They were reluctantly getting dressed when both their phones started ringing at once. They exchanged a wary look, Michael answering his phone a beat after Alex answered his.
“Hey Liz, yeah of course I’m fine, I just—what?”
“Max. What’s up? What? What the hell are you—”
Then: “Are you serious?” they yelped in unison.
“I’ll see you soon, yeah. Bye.”
“And what about Iz? Okay. Later, bro.”
They hung up.
“What the fuck,” Michael said.
“Totally wild.” Alex shook his head. “D’you think anyone else noticed we weren’t there? Probably not, right?”
“Well, I think we had a much better morning than they did,” Michael said, and Alex certainly couldn’t disagree. He let Michael crowd him up against the side of the truck and they kissed a while longer before they started home.
Isobel hustled out of the Spanish classroom the second the lockdown was lifted. What a stupid waste of a morning, with everyone spazzing out over a little ice? God, Roswell was such a joke.
She spotted Rosa waiting for her across the street and strolled over, tossing her hair over her shoulder as she went.
“Well that backfired,” Rosa said grumpily, linking arms with her and rapidly towing her away from campus.
“I tried to spring you out of finals,” Rosa explained, and that was when Isobel noticed the bundle of dark clothing tucked under her arm. “I thought they’d, like, evacuate the school if there was a bomb scare. And we could’ve gone for a drive in the desert or something cool like that. But their dumb asses went all intruder-lockdown instead.”

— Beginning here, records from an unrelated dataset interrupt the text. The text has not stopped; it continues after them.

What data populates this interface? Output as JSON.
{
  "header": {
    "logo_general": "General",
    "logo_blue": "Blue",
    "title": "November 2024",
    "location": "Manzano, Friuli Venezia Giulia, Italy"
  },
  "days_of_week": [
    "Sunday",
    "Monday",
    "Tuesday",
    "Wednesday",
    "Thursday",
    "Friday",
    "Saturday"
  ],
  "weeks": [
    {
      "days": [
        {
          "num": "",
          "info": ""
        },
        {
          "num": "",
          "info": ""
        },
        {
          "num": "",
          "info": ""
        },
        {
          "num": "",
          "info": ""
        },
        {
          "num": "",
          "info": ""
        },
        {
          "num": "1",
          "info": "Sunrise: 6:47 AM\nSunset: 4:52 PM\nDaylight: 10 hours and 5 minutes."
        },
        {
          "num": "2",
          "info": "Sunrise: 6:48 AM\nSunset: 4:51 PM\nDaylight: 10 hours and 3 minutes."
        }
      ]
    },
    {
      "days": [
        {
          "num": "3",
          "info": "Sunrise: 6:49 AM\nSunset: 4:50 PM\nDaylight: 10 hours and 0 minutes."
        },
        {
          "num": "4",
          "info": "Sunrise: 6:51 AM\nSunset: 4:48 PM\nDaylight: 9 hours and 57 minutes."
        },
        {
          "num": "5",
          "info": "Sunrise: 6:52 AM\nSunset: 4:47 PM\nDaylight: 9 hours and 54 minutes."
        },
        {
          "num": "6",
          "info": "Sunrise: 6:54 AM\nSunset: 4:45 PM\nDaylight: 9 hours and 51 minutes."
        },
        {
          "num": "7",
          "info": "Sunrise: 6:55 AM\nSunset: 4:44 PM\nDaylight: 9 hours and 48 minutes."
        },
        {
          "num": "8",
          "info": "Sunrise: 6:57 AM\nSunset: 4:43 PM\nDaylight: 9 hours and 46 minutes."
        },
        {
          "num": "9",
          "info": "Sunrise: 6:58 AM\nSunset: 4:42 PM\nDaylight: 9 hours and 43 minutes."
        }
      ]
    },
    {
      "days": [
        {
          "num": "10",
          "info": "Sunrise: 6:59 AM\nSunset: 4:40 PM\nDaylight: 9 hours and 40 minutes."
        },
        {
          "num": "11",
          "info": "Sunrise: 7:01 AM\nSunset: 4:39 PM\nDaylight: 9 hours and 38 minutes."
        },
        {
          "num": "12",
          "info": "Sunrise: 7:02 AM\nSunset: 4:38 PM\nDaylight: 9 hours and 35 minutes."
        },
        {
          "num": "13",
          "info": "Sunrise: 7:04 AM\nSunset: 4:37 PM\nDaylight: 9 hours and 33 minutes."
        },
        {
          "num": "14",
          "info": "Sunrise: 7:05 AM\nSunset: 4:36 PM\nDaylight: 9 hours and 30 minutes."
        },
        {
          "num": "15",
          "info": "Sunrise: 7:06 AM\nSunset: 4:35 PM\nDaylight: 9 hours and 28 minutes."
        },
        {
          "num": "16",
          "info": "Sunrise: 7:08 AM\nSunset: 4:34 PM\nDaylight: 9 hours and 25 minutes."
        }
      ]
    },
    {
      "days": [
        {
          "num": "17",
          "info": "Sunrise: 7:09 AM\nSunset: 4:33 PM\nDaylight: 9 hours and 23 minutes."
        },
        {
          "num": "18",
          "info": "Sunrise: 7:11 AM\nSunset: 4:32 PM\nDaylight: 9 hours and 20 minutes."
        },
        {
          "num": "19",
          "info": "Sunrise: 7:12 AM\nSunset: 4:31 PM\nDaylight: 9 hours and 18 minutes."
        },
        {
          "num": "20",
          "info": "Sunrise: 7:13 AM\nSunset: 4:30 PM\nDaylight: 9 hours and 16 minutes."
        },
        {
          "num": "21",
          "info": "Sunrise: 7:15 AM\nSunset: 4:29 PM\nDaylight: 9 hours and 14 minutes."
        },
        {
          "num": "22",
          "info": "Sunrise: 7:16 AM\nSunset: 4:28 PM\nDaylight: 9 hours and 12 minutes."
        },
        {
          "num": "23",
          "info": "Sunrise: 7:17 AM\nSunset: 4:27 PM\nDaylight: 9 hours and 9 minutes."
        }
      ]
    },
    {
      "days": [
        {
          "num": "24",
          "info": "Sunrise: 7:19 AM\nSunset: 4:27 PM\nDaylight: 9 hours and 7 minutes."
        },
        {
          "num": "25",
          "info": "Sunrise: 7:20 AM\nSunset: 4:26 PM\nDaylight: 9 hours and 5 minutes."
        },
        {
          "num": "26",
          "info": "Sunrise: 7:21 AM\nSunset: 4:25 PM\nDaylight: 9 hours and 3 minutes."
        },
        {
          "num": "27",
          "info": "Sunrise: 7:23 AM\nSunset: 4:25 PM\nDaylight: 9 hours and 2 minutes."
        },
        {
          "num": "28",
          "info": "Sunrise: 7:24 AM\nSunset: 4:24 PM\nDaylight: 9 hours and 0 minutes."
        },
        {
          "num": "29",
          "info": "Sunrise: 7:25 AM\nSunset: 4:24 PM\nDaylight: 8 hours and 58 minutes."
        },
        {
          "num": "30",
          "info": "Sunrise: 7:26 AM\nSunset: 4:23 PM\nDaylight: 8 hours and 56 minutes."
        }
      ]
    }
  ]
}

Isobel stopped in her tracks. “What the actual fuck?” she exclaimed. “Rosa, what if you’d been caught? Or Sheriff Valenti could’ve shot you, or— Are you completely psycho?”
Rosa scowled. “Whatever. I’m sorry for trying to like, give you a free pass on your exams. Jesus Christ.”
Isobel laughed delightedly. “I can’t believe you’re for real,” she said, squeezing Rosa’s arm. “That is like so fucked up.”
“Well, I’m pretty fucked up,” Rosa said, and she smiled.